The accessibility business case
Why digital and physical accessibility add up for retailers
Our consultants here at System Concepts are big believers in the importance of social inclusion and accessibility. We also know that there’s no bigger driver of progress than the bottom line, and recent media coverage has highlighted the clear accessibility business case for retailers.
‘£11.75bn of business at stake’:
2016 Click-Away Pound survey
The 2016 Click-Away Pound survey estimated that UK retailers lose out on £11.75bn by ignoring needs of disabled shoppers online. Hot on the heels of the publication of this survey, the BBC published an article titled “Shops are ‘dumb’ for ignoring disabled customers”, highlighting the costs of poor physical accessibility on the high street.
Poor accessibility means lost business
Surveys and media coverage confirm what our experts have been observing for years: many businesses have a lot to do to establish the accessibility business case, and implement effective strategies.
Our consultants regularly conduct audits of both digital and physical sites (e.g. websites, mobile apps, offices, shops). Only a very small percentage of the businesses concerned provide sufficiently for the needs of customers with a disability. More surprisingly, these businesses do not seem to realise the scale of the corresponding financial loss.
The accessibility business case in numbers
Here are a few of the headline figures from the Click-Away Pound Survey and BBC article.
|71% of the 6.1 million internet users with access needs click away from an e-commerce website that they find difficult to use. This means they are likely to spend their £11.75 billion on more accessible competitors’ sites.
|Over 80% of customers with access needs do their online shopping on the websites that pose the fewest barriers, rather than on the websites that offer the cheapest products.
|High street retailers that are inaccessible to customers with a disability miss out on a huge £249 billion (the spending power of the disabled community in the UK).
Retailers miss out
While the numbers alone are telling, there are wider reasons for retailers to improve accessibility.
Many customers without a disability experience similar barriers to the ones faced by disabled people. For example, parents with prams often can’t enter stores with narrow aisles, while older shoppers in particular can find websites with a poor level of accessibility unusable.
Customers with access needs may never give a website they struggle with a second chance.
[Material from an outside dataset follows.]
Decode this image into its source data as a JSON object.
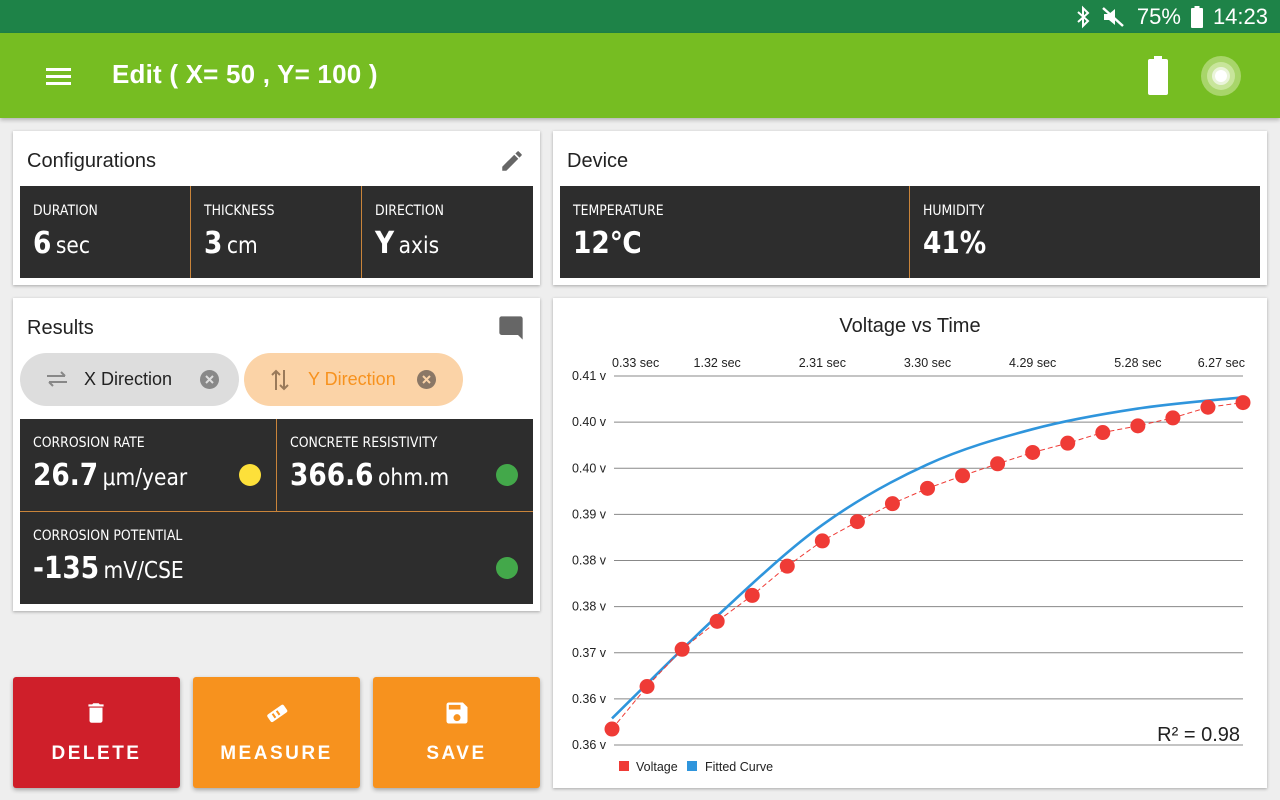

On the flip side, they’ll appreciate and proactively recommend the ones with a good level of accessibility.
It’s clear that many retailers, through inadequate digital and physical accessibility provision, are missing out on business – from disabled customers, but also from parents with prams, older people and others.
Why are many businesses failing the accessibility test?
While there are many factors that prevent organisations from adequately addressing accessibility, our specialists find the following ones to be the most crucial.
2. Variable organisational knowledge
3. Lack of education
Make your retail stores accessible – online and offline
If you recognise the missed revenue opportunities and barriers to accessibility described above as relevant to your retail operation, now’s the time to act.
Our experienced consultants will help you create and promote a clear accessibility business case, and prepare a commercially effective strategy covering both physical and digital accessibility needs.